Here's a little bit of wisdom for today- Two heads are better than one.
And here's another- there are no two-headed giants in the world. Not anywhere outside of natural history museums, anyway. Two-headedness simply did not provide any evolutionary advantage over one-headedness. What is interesting is that the adage originates from the village of Triskelion, where three-headed ogres reside.
Rather than describing the benefits of cooperating, the original meaning of the saying instead alludes to the unique advantages of three-headedness (and indirectly, why two-headedness does not). For those unfamiliar with three-headed ogres, three-headed ogres are large humanoids with three heads, but otherwise have one body (if oversized) and the same pairs of appendages as any other humanoid.

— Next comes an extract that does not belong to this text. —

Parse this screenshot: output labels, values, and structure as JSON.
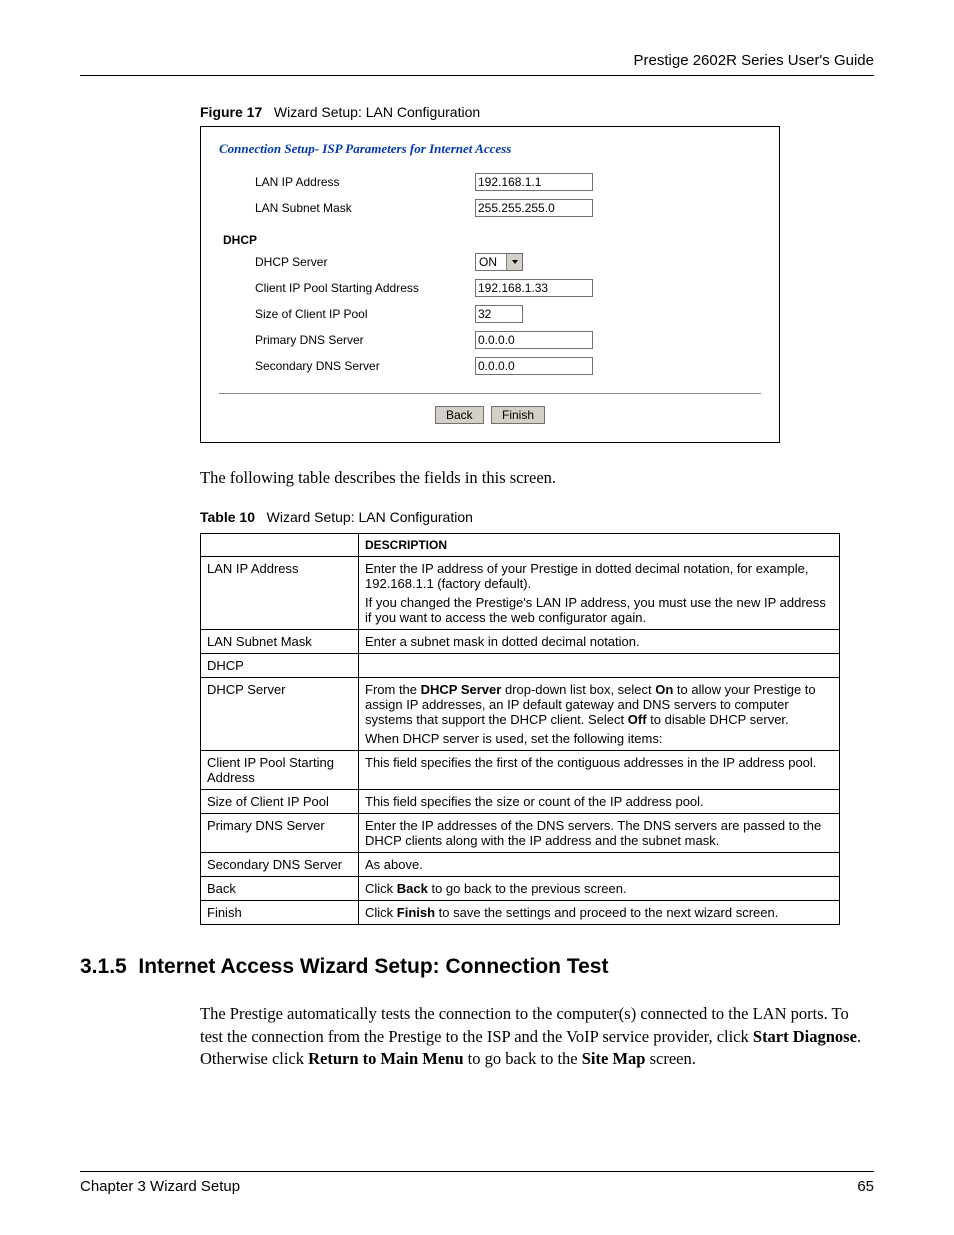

Each head of the ogre sustains an individual mind thinking independently of the other two. The question everyone is asking is, with three heads and one body, what dictates how the body acts?
The answer is somewhat complicated, but it goes like this: Each day, two of the three heads are randomly selected to serve as proposers, where the selected heads would individually propose actions to undertake. The remaining head would act as an arbiter, and would choose which action to adopt at any point of time. In this fashion, the actions of the three-headed ogre evolve from a fused consensus of its three heads.

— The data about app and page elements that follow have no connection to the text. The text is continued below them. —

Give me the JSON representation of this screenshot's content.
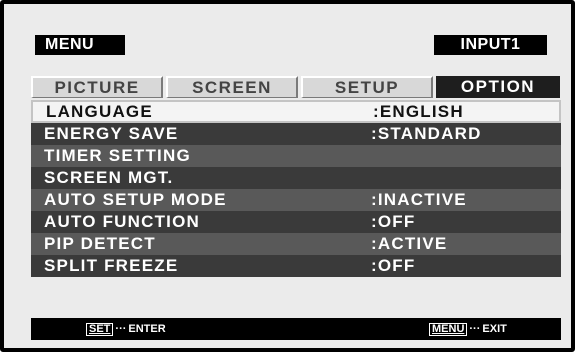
{
  "header": {
    "menu_label": "MENU",
    "input_label": "INPUT1"
  },
  "tabs": [
    {
      "label": "PICTURE"
    },
    {
      "label": "SCREEN"
    },
    {
      "label": "SETUP"
    },
    {
      "label": "OPTION"
    }
  ],
  "rows": [
    {
      "label": "LANGUAGE",
      "value": ":ENGLISH"
    },
    {
      "label": "ENERGY SAVE",
      "value": ":STANDARD"
    },
    {
      "label": "TIMER SETTING",
      "value": ""
    },
    {
      "label": "SCREEN MGT.",
      "value": ""
    },
    {
      "label": "AUTO SETUP MODE",
      "value": ":INACTIVE"
    },
    {
      "label": "AUTO FUNCTION",
      "value": ":OFF"
    },
    {
      "label": "PIP DETECT",
      "value": ":ACTIVE"
    },
    {
      "label": "SPLIT FREEZE",
      "value": ":OFF"
    }
  ],
  "footer": {
    "enter_key": "SET",
    "enter_sep": "···",
    "enter_label": "ENTER",
    "exit_key": "MENU",
    "exit_sep": "···",
    "exit_label": "EXIT"
  }
}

The advantage of this three-headed decision process is a moderation of excessive or reckless behaviors. Implicitly, any action must be supported by at least two heads. Indeed, two heads prove to be better than one.
What about our now extinct two-headed giants? We might speculate that with only two heads, it would be impossible to resolve disagreement between the two, or that one head would naturally be dominant. Without any surviving members of the species, it is difficult to make any supported conclusions.